In Detail: After picking up the group at the airport, we started the tour with some birding in and around Duluth. We then went and checked in to the Hampton Inn and walked down the hall to have a nice dinner at the Canal Park Brewery. We discussed the upcoming days and planned a strategy. I had my work laid out and knew what everyone wanted to see. I was excited to show the group the beauty of northern Minnesota and all the wonder it holds.

On January 19, our first day of birding was spent at Sax-Zim Bog in search of Great Gray Owls and other bog specialties. We managed a Barred Owl and great looks at a Northern Hawk Owl. However, the Great Gray Owl eluded us. We had great views of most of the winter finches including Pine and Evening Grosbeak, Common Redpolls, Boreal Chickadee, Canada Jay, Rough-legged Hawk and Northern Shrike. We stayed in the bog until dark in search of Great Grays but no other birders had seen them during the day.

The next day, we ventured north into the Grand Marais area including some back roads, which included the Superior National Forest. We saw little in the forest and back roads but enjoyed the breathtaking scenery of the beautiful bogs and boreal forest habitat. I discussed the ecology of the area, explaining that in spring and summer, these forests are teeming with breeding Neotropical songbirds and are a premier location normally to find some of the more elusive resident and irruptive birds of the boreal forest in winter. In Grand Marais we had some good birds in town and in the campground around the harbor. Among the highlights were a flock of 16 Bohemian Waxwings, a group of Eastern Bluebirds, Townsend’s Solitaire, winter finches and a few wintering ducks.

On January 21, we went up to the Superior National forest near Isabella. Again the forest was quiet and the windy and cold conditions didn’t help. So I decided we should make a run up to Sax-Zim Bog to see if we could find Great Gray Owls in the late afternoon. Unfortunately, we had no sightings.

On January 22, we started again back up to Sax-Zim to try one last time for Great Gray Owl. And we had great success! We watched one perched, hunting and flying around for over thirty minutes. Everyone was so thrilled to view this owl. We also managed great views of Boreal Chickadees and Pine Marten.

January 23 saw us birding the harbor around Duluth. We picked up some nice birds including Ruddy Duck and good numbers of gulls including Glaucous, Thayer’s, Iceland and Lesser Black-backed to round out the trip.  

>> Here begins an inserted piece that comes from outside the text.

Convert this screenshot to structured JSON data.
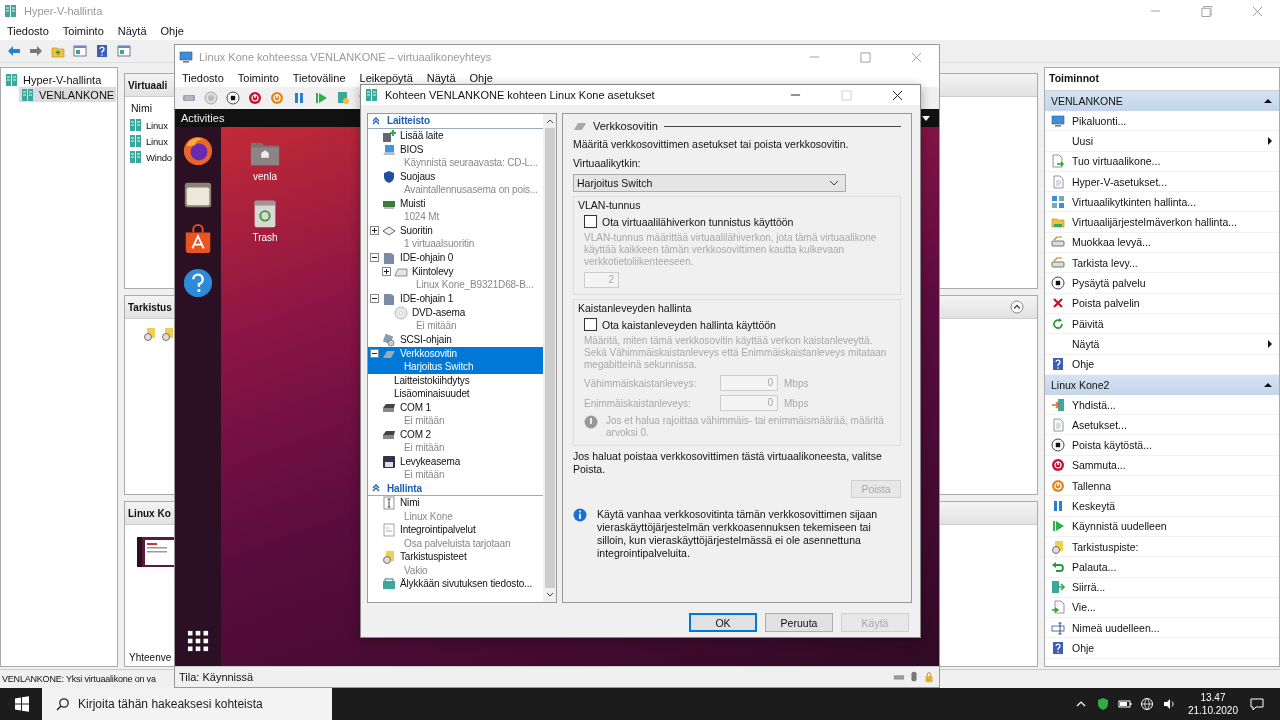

Thank you for visiting our beautiful neck of the woods. I hope you all enjoyed the birds, ecology and mammals of the region. Come back and visit again soon!

 -          Frank Nicoletti

Created: 31 January 2024